Recovering data from a damaged partition
How to find back you breathe after breaking -badly- your system ...
Thursday 15 March 2007, by
Most of the time GNU/Linux is a powerful Operating System. Sometimes, i wish i had think twice before using one of its great console command, the simple and rapid dd.
In order to make room on one hard drive, i used dd to sweep the first 512 bytes of the boot sector, in order to let the other operating system to boot by itself instead of using lilo.
Sweeping the boot sector
dd is a tool that easily allows to do a raw copy of one partition/file into another one. In order to wipe out the boot sector (namely the first 512 bytes, also known also Master Boot Record), you can use the command:
dd if=/dev/zero of=/dev/hda bs=512 count=1
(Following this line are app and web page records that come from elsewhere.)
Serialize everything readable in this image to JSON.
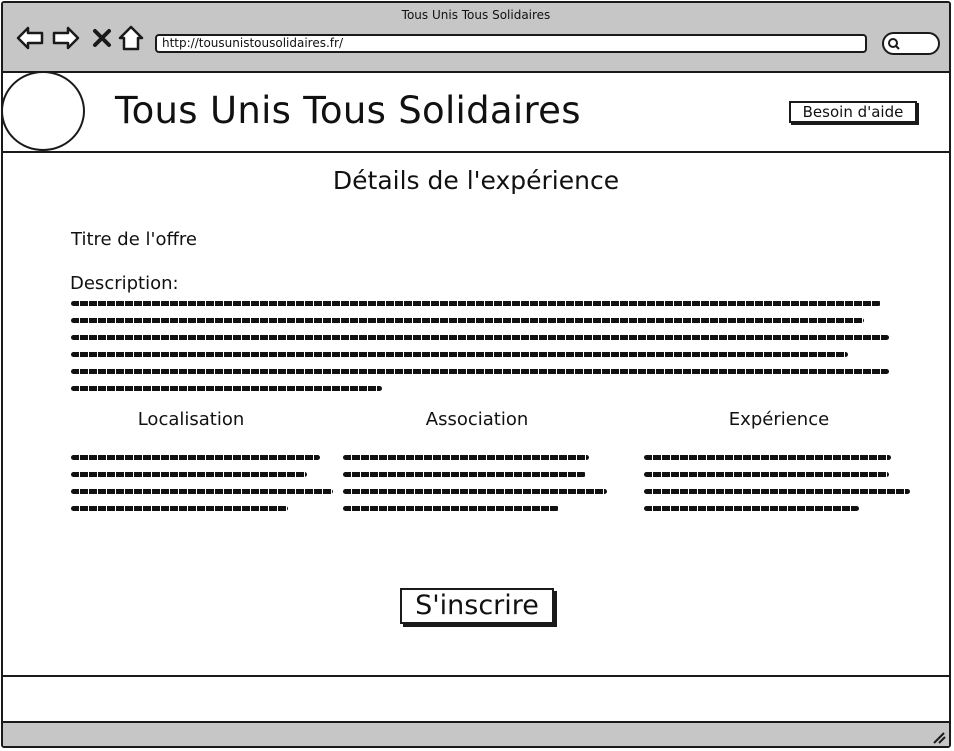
{
  "browser": {
    "window_title": "Tous Unis Tous Solidaires",
    "url": "http://tousunistousolidaires.fr/",
    "nav_icons": [
      "back-arrow-icon",
      "forward-arrow-icon",
      "close-x-icon",
      "home-icon"
    ],
    "search_icon": "search-icon"
  },
  "header": {
    "site_title": "Tous Unis Tous Solidaires",
    "help_label": "Besoin d'aide"
  },
  "main": {
    "page_heading": "Détails de l'expérience",
    "offer_title": "Titre de l'offre",
    "description_label": "Description:",
    "columns": [
      {
        "heading": "Localisation"
      },
      {
        "heading": "Association"
      },
      {
        "heading": "Expérience"
      }
    ],
    "signup_label": "S'inscrire"
  },
  "colors": {
    "chrome": "#c6c6c6",
    "ink": "#1a1a1a",
    "background": "#ffffff"
  }
}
This code will erase the first sector of the drive hda (note this is not /dev/hda1).
Unfortunately, i missed count=1 in my first attempt to restore the MBR!
This lead to dd beginning to wipe out datas on my hard drive. I realised rapidly what was happening but with modern computers, even if you react within seconds, damages are rapid!
There we are:
- no more boot sector
- beginning of the disk filed in with zero so the OS cannot boot.
Step 1: what is missing ?
I used a recovery CD (basically the Mandriva DVD in rescue mode) to have a look at the damages. I was not able to discriminate what was left and what was missing from this simple rescue mode. The reason was the partition table for the NTFS filesystem was missing.
Step 2: what is available under GPL?
In order to reconstruct it, i used the recovery utility Testdisk (thanks to a recommendation from Pascal Terjan via irc).
After a quick look at the documentation page, i also found out it was able to recover specifically images with Photorec.
I downloaded the static binary package and used my usb key to launch TestDisk in the Mandriva recovery mode.
Step 3: discovering and using TestDisk
I won’t reproduce the documentation since the wiki is well documented, but here are basic steps i did (with great help from Chistophe Grenier, the main TestDisk/PhotoRec developper):
I launched PhotoRec and used the options "Analyse" then "Search
The result of the analysis was:
* HPFS - NTFS 0 1 1 2610 254 63 41945652
L HPFS - NTFS 2611 1 1 14946 254 63 198177777
D HPFS - NTFS 2611 1 11 13468 254 63 174433697
D Linux Swap 13469 1 1 13569 254 63 1622502
D Linux 13570 1 1 14945 254 63 22105377
As advised by Christophe, i did "Write" then "BackupBS".
The partition table was restored but some important files were missing, so no luck to reboot and restart the OS.
Step 4: recovering datas
The most important files were all my pictures (i had some backups, but recent ones were missing). To find them, I used PhotoRec. This lead me to a bunch of files with no link between their content and their name (file00001, file 00002, ...).
After some bash scripting, i finally recovered back most of my datas, for the operating system, i had to reinstall a clean copy of it (the recovery mode didn’t work).
In the end
- Never use a powerful GNU/Linux if you’re tired :-)
- Tesdisk is a wonderful tool, if in trouble you know what to use.
- Thanks a lot again to Christophe Grenier for his great help and patience in helping me in this difficult stage.